_ABOUT THIS EXERCISE_. Tally how many lines in the data hold the word "ベンディングロール", and give the result with no other text.

_Data about app and page elements_.
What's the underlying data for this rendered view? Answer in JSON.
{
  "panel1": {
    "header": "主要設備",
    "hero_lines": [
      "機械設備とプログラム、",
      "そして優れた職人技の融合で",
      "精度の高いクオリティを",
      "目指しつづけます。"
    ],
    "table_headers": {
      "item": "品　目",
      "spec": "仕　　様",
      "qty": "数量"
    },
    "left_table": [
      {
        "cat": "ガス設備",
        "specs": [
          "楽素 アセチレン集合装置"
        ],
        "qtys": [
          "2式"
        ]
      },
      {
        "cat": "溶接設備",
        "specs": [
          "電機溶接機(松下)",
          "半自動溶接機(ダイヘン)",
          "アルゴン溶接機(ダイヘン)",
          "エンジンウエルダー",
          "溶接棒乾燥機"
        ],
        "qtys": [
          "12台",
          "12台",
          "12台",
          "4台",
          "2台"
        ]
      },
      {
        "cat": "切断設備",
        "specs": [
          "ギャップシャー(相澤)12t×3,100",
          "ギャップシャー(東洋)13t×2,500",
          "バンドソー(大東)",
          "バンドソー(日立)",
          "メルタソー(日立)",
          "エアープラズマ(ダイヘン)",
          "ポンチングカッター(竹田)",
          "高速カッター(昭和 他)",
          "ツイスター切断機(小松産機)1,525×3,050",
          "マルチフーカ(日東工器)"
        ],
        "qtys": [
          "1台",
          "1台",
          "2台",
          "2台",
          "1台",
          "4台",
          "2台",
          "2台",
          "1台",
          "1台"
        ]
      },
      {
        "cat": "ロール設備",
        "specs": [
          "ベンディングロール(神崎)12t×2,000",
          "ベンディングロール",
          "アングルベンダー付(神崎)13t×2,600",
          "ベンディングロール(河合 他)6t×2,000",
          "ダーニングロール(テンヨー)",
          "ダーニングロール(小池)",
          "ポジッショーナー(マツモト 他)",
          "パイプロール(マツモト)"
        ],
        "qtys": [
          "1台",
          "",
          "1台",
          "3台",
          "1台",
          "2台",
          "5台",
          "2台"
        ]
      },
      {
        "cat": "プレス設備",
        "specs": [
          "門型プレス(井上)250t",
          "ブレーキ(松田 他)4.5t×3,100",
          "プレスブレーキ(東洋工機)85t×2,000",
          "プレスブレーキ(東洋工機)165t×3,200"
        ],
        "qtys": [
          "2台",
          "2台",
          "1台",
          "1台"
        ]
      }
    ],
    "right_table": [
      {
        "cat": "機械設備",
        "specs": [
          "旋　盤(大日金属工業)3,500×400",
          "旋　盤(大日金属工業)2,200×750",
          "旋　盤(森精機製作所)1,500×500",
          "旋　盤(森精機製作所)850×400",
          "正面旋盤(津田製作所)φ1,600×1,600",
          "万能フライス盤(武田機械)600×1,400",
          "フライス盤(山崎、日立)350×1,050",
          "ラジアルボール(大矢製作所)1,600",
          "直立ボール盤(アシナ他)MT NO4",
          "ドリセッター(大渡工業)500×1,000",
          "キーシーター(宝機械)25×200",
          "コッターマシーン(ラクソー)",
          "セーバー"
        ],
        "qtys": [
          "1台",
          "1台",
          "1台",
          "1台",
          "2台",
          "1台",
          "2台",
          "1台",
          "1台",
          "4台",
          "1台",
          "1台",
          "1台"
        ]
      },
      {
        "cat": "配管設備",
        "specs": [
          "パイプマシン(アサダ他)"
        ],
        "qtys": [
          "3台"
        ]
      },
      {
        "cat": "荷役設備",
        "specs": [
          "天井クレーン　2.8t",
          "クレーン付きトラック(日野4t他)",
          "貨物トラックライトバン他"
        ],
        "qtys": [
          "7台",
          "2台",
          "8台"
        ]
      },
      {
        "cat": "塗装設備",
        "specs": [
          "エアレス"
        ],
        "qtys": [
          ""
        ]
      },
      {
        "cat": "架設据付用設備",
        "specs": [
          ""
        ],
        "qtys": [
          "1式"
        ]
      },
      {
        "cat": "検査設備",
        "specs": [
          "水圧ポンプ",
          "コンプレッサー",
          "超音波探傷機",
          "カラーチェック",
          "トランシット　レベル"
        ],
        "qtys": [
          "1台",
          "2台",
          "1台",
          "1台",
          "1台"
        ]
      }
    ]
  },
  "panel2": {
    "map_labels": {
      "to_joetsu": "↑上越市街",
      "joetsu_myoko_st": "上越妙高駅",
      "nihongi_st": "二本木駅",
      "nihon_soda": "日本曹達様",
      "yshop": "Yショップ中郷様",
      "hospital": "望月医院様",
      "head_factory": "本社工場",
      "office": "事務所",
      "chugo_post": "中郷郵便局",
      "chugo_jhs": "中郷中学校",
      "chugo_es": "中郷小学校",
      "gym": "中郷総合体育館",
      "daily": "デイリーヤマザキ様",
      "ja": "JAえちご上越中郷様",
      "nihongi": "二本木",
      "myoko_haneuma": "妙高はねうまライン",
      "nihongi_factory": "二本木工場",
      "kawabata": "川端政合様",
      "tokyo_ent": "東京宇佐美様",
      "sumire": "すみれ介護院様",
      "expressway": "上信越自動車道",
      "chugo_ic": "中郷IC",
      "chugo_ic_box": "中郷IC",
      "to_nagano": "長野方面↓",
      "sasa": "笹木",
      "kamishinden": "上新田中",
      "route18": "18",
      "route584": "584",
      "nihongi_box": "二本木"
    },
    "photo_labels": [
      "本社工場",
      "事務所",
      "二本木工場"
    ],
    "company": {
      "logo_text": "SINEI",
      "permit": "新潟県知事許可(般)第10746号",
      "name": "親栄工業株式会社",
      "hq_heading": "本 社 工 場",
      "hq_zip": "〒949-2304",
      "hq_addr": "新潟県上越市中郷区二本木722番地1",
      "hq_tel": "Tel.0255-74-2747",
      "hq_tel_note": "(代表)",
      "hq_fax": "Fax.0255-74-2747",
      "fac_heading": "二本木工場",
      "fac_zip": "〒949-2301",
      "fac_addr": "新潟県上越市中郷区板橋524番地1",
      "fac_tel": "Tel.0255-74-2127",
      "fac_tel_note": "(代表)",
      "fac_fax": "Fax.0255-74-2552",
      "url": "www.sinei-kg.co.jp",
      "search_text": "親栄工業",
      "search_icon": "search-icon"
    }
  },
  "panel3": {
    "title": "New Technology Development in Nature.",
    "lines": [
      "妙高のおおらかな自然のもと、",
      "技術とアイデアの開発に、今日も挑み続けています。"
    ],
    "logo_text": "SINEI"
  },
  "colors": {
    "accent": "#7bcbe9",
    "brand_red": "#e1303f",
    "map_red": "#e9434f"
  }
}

_RESPONSE TO THE TASK_. 3